INFORMATION PROVIDED below:
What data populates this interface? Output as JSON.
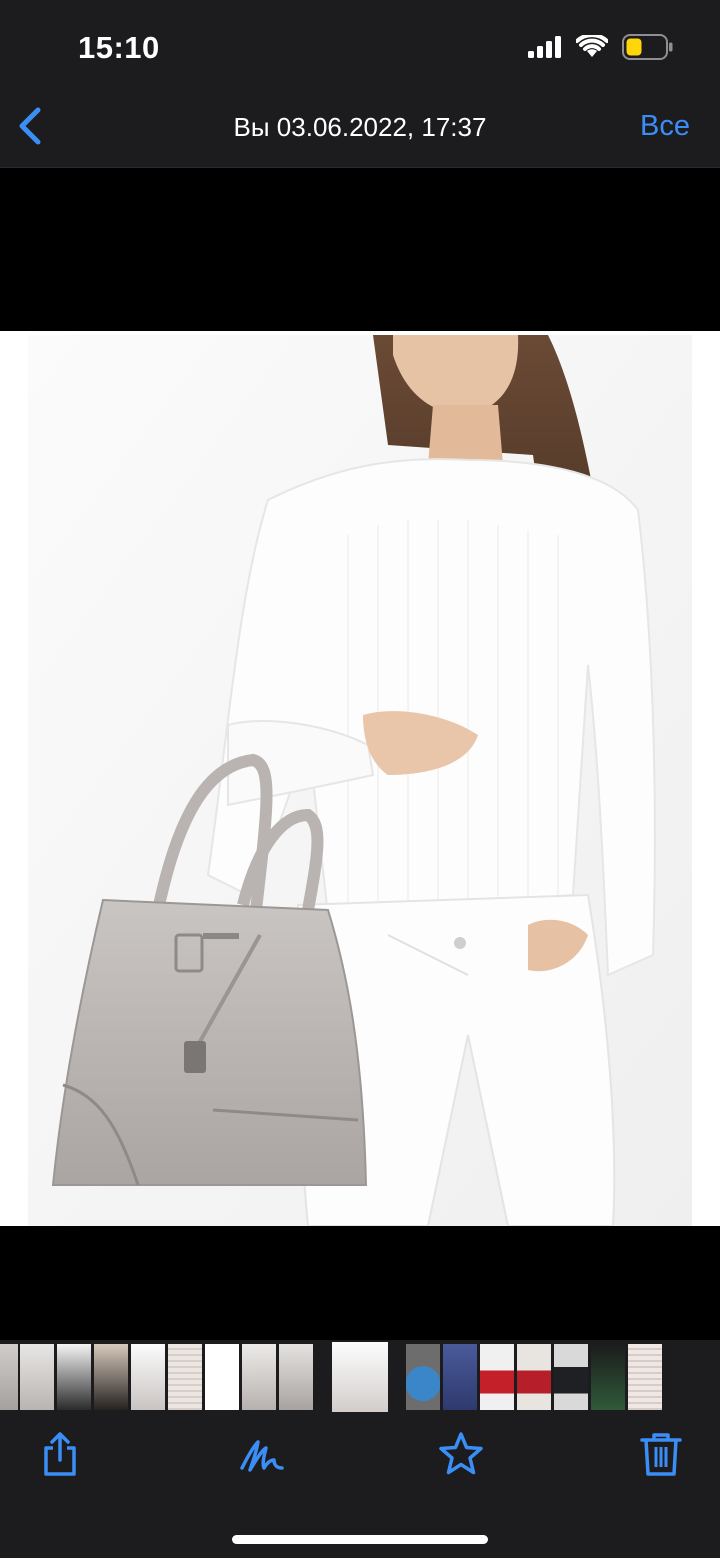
{
  "status_bar": {
    "time": "15:10",
    "icons": [
      "signal-icon",
      "wifi-icon",
      "battery-icon"
    ],
    "battery_color": "#ffd60a"
  },
  "nav": {
    "title": "Вы 03.06.2022, 17:37",
    "back_icon": "chevron-left-icon",
    "all_label": "Все",
    "accent_color": "#3a8ef6"
  },
  "photo": {
    "subject": "woman-in-white-holding-grey-tote-bag"
  },
  "thumbnails": {
    "count": 18
  },
  "toolbar": {
    "icons": [
      "share-icon",
      "markup-icon",
      "favorite-star-icon",
      "trash-icon"
    ]
  }
}
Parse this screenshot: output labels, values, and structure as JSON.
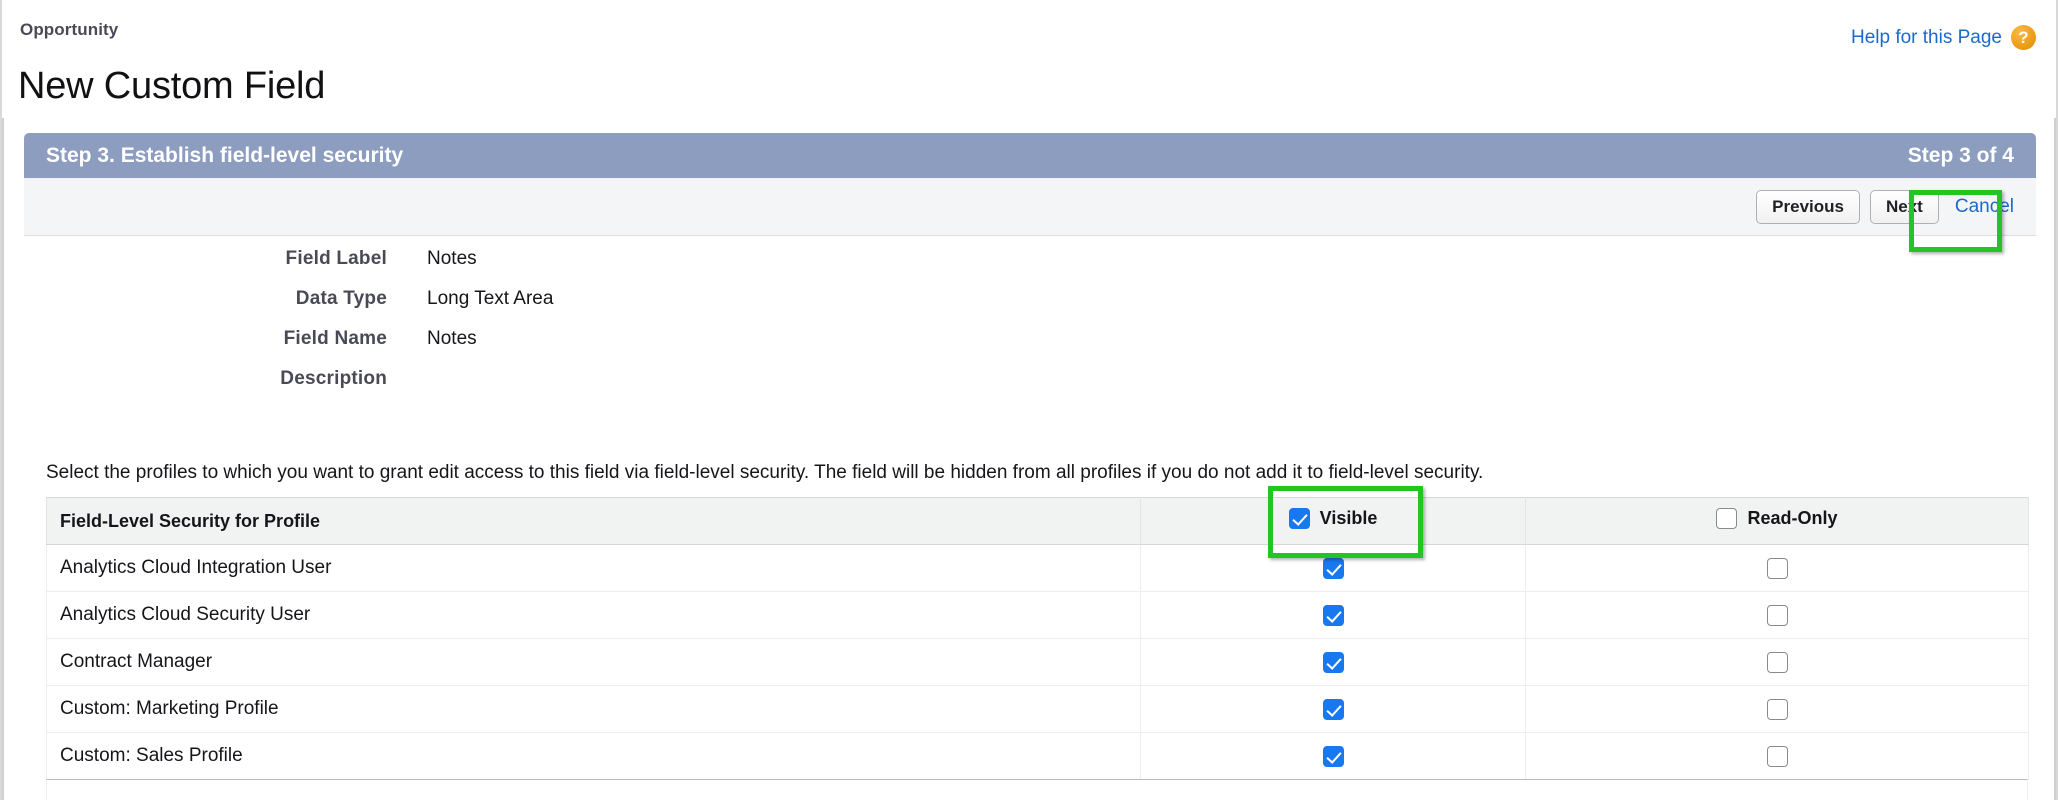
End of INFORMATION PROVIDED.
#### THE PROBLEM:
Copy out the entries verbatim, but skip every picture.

#### OUTPUT OF THE TASK:
What data populates this interface? Output as JSON.
{
  "status_bar": {
    "time": "15:10",
    "icons": [
      "signal-icon",
      "wifi-icon",
      "battery-icon"
    ],
    "battery_color": "#ffd60a"
  },
  "nav": {
    "title": "Вы 03.06.2022, 17:37",
    "back_icon": "chevron-left-icon",
    "all_label": "Все",
    "accent_color": "#3a8ef6"
  },
  "photo": {
    "subject": "woman-in-white-holding-grey-tote-bag"
  },
  "thumbnails": {
    "count": 18
  },
  "toolbar": {
    "icons": [
      "share-icon",
      "markup-icon",
      "favorite-star-icon",
      "trash-icon"
    ]
  }
}
Parse this screenshot: output labels, values, and structure as JSON.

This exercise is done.